↓↓↓
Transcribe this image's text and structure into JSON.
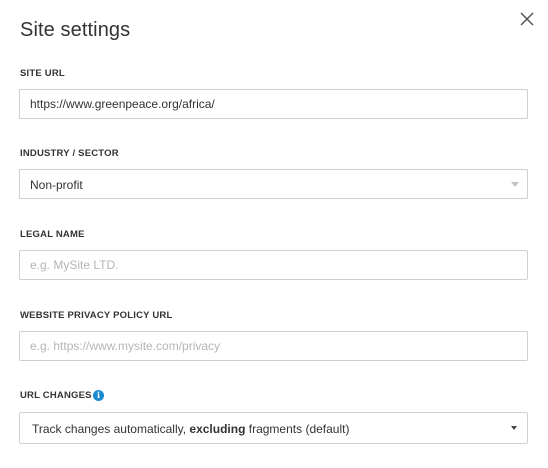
{
  "dialog": {
    "title": "Site settings",
    "close_icon": "close-icon"
  },
  "site_url": {
    "label": "SITE URL",
    "value": "https://www.greenpeace.org/africa/"
  },
  "industry": {
    "label": "INDUSTRY / SECTOR",
    "selected": "Non-profit"
  },
  "legal_name": {
    "label": "LEGAL NAME",
    "value": "",
    "placeholder": "e.g. MySite LTD."
  },
  "privacy_url": {
    "label": "WEBSITE PRIVACY POLICY URL",
    "value": "",
    "placeholder": "e.g. https://www.mysite.com/privacy"
  },
  "url_changes": {
    "label": "URL CHANGES",
    "info_icon": "info-icon",
    "selected_prefix": "Track changes automatically, ",
    "selected_bold": "excluding",
    "selected_suffix": " fragments (default)"
  },
  "colors": {
    "info_accent": "#1b8ad3",
    "border": "#d0d0d0"
  }
}
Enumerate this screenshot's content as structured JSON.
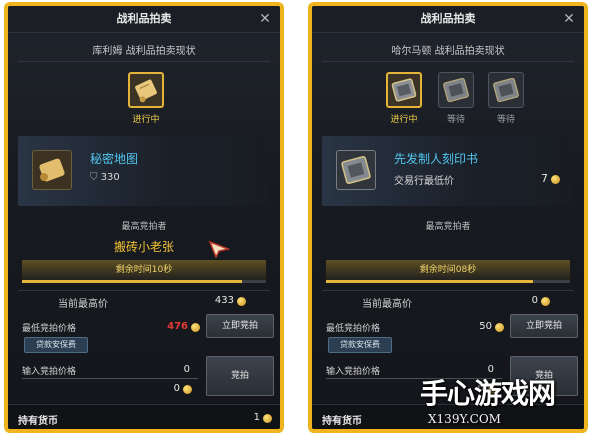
{
  "left_panel": {
    "title": "战利品拍卖",
    "subtitle": "库利姆 战利品拍卖现状",
    "slot_status": "进行中",
    "item": {
      "name": "秘密地图",
      "sub_value": "330"
    },
    "highest_bidder_label": "最高竞拍者",
    "highest_bidder": "搬砖小老张",
    "timer_text": "剩余时间10秒",
    "timer_progress": 0.9,
    "current_price_label": "当前最高价",
    "current_price": "433",
    "min_bid_label": "最低竞拍价格",
    "min_bid_value": "476",
    "loan_button": "贷款安保费",
    "buy_now_button": "立即竞拍",
    "input_label": "输入竞拍价格",
    "input_value": "0",
    "coin_value": "0",
    "bid_button": "竞拍",
    "wallet_label": "持有货币",
    "wallet_value": "1"
  },
  "right_panel": {
    "title": "战利品拍卖",
    "subtitle": "哈尔马顿 战利品拍卖现状",
    "slots": [
      {
        "status": "进行中"
      },
      {
        "status": "等待"
      },
      {
        "status": "等待"
      }
    ],
    "item": {
      "name": "先发制人刻印书",
      "sub_label": "交易行最低价",
      "count": "7"
    },
    "highest_bidder_label": "最高竞拍者",
    "timer_text": "剩余时间08秒",
    "timer_progress": 0.85,
    "current_price_label": "当前最高价",
    "current_price": "0",
    "min_bid_label": "最低竞拍价格",
    "min_bid_value": "50",
    "loan_button": "贷款安保费",
    "buy_now_button": "立即竞拍",
    "input_label": "输入竞拍价格",
    "input_value": "0",
    "coin_value": "0",
    "bid_button": "竞拍",
    "wallet_label": "持有货币"
  },
  "watermark": {
    "main": "手心游戏网",
    "sub": "X139Y.COM"
  },
  "colors": {
    "accent": "#f0b51e",
    "item_name": "#52c7ee",
    "bidder": "#f1c232",
    "min_bid_red": "#e53935"
  },
  "icons": [
    "close-icon",
    "scroll-icon",
    "map-icon",
    "shield-icon",
    "book-icon",
    "coin-icon",
    "cursor-icon"
  ]
}
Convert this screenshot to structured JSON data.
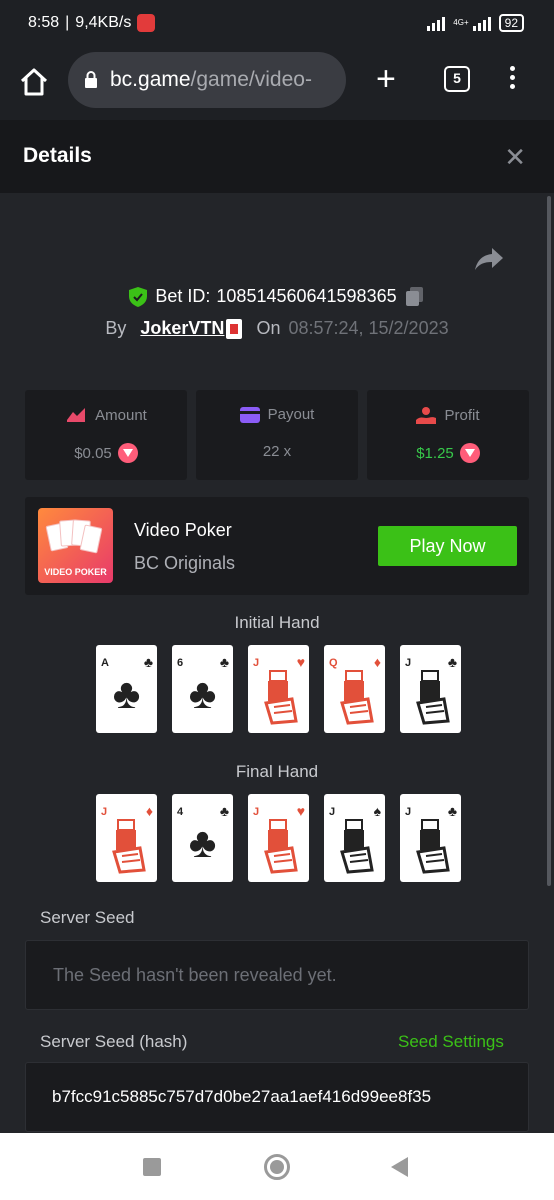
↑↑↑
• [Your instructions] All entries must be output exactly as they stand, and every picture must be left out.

• [Exercise response]
Transcribe this image's text and structure into JSON.
{
  "dialog": {
    "title": "Site settings",
    "close_icon": "close-icon"
  },
  "site_url": {
    "label": "SITE URL",
    "value": "https://www.greenpeace.org/africa/"
  },
  "industry": {
    "label": "INDUSTRY / SECTOR",
    "selected": "Non-profit"
  },
  "legal_name": {
    "label": "LEGAL NAME",
    "value": "",
    "placeholder": "e.g. MySite LTD."
  },
  "privacy_url": {
    "label": "WEBSITE PRIVACY POLICY URL",
    "value": "",
    "placeholder": "e.g. https://www.mysite.com/privacy"
  },
  "url_changes": {
    "label": "URL CHANGES",
    "info_icon": "info-icon",
    "selected_prefix": "Track changes automatically, ",
    "selected_bold": "excluding",
    "selected_suffix": " fragments (default)"
  },
  "colors": {
    "info_accent": "#1b8ad3",
    "border": "#d0d0d0"
  }
}
Enumerate this screenshot's content as structured JSON.
{
  "left_panel": {
    "title": "战利品拍卖",
    "subtitle": "库利姆 战利品拍卖现状",
    "slot_status": "进行中",
    "item": {
      "name": "秘密地图",
      "sub_value": "330"
    },
    "highest_bidder_label": "最高竞拍者",
    "highest_bidder": "搬砖小老张",
    "timer_text": "剩余时间10秒",
    "timer_progress": 0.9,
    "current_price_label": "当前最高价",
    "current_price": "433",
    "min_bid_label": "最低竞拍价格",
    "min_bid_value": "476",
    "loan_button": "贷款安保费",
    "buy_now_button": "立即竞拍",
    "input_label": "输入竞拍价格",
    "input_value": "0",
    "coin_value": "0",
    "bid_button": "竞拍",
    "wallet_label": "持有货币",
    "wallet_value": "1"
  },
  "right_panel": {
    "title": "战利品拍卖",
    "subtitle": "哈尔马顿 战利品拍卖现状",
    "slots": [
      {
        "status": "进行中"
      },
      {
        "status": "等待"
      },
      {
        "status": "等待"
      }
    ],
    "item": {
      "name": "先发制人刻印书",
      "sub_label": "交易行最低价",
      "count": "7"
    },
    "highest_bidder_label": "最高竞拍者",
    "timer_text": "剩余时间08秒",
    "timer_progress": 0.85,
    "current_price_label": "当前最高价",
    "current_price": "0",
    "min_bid_label": "最低竞拍价格",
    "min_bid_value": "50",
    "loan_button": "贷款安保费",
    "buy_now_button": "立即竞拍",
    "input_label": "输入竞拍价格",
    "input_value": "0",
    "coin_value": "0",
    "bid_button": "竞拍",
    "wallet_label": "持有货币"
  },
  "watermark": {
    "main": "手心游戏网",
    "sub": "X139Y.COM"
  },
  "colors": {
    "accent": "#f0b51e",
    "item_name": "#52c7ee",
    "bidder": "#f1c232",
    "min_bid_red": "#e53935"
  },
  "icons": [
    "close-icon",
    "scroll-icon",
    "map-icon",
    "shield-icon",
    "book-icon",
    "coin-icon",
    "cursor-icon"
  ]
}
Convert this screenshot to structured JSON data.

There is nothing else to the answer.